Citing PatentFiling datePublication dateApplicantTitle
US8691663 *Nov 6, 2009Apr 8, 2014Alliance For Sustainable Energy, LlcMethods of manipulating stressed epistructures
US20110108097 *Nov 6, 2009May 12, 2011Alliance For Sustainable Energy, LlcMethods of manipulating stressed epistructures
Classifications
U.S. Classification438/478, 257/E21.123, 257/E21.09
International ClassificationH01L21/20
Cooperative ClassificationH01L21/2015
European ClassificationH01L21/20B6
Legal Events
DateCodeEventDescription
Jan 27, 2012FPAYFee payment
Year of fee payment: 4
Jun 27, 2008ASAssignment

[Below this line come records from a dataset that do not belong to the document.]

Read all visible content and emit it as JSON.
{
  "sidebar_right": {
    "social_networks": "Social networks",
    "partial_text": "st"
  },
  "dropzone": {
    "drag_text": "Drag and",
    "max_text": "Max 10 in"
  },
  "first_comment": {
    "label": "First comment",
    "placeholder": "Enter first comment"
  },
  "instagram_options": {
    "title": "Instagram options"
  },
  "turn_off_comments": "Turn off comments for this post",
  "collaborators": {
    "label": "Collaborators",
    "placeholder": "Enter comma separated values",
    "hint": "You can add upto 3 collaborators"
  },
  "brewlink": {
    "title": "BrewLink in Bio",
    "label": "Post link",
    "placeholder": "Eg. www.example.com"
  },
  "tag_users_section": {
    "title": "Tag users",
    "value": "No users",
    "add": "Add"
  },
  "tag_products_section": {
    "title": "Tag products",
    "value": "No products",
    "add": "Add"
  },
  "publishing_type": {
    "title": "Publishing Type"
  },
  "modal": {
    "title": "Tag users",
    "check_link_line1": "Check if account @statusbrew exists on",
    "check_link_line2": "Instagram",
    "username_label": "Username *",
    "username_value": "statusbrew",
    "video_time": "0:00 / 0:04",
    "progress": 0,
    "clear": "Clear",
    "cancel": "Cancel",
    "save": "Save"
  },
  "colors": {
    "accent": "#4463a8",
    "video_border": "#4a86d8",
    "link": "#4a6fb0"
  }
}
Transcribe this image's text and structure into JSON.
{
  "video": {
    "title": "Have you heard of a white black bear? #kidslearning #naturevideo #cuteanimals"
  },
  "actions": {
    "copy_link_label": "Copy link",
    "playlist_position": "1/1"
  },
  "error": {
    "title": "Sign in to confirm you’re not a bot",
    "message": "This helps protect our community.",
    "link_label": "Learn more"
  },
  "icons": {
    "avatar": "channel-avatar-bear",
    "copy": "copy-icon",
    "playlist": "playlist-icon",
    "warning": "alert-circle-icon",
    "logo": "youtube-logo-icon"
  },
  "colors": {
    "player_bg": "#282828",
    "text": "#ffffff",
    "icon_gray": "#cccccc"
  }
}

Owner name: TEXAS INSTRUMENTS INCORPORATED, TEXAS
Free format text: CORRECTIVE ASSIGNMENT TO CORRECT THE 10/027512 PREVIOUSLY RECORDED ON REEL 016165 FRAME 0459. ASSIGNOR(S) HEREBY CONFIRMS THE ASSIGNMENT OF ASSIGNMENT INTEREST.;ASSIGNORS:KNIPE, RICHARD LEE;ENDSLEY, GRADY LYNN;REEL/FRAME:021163/0928
Effective date: 20041230
Free format text: CORRECTIVE ASSIGNMENT TO CORRECT THE 10/027512 PREVIOUSLY RECORDED ON REEL 016165 FRAME 0459;ASSIGNORS:KNIPE, RICHARD LEE;ENDSLEY, GRADY LYNN;REEL/FRAME:021163/0928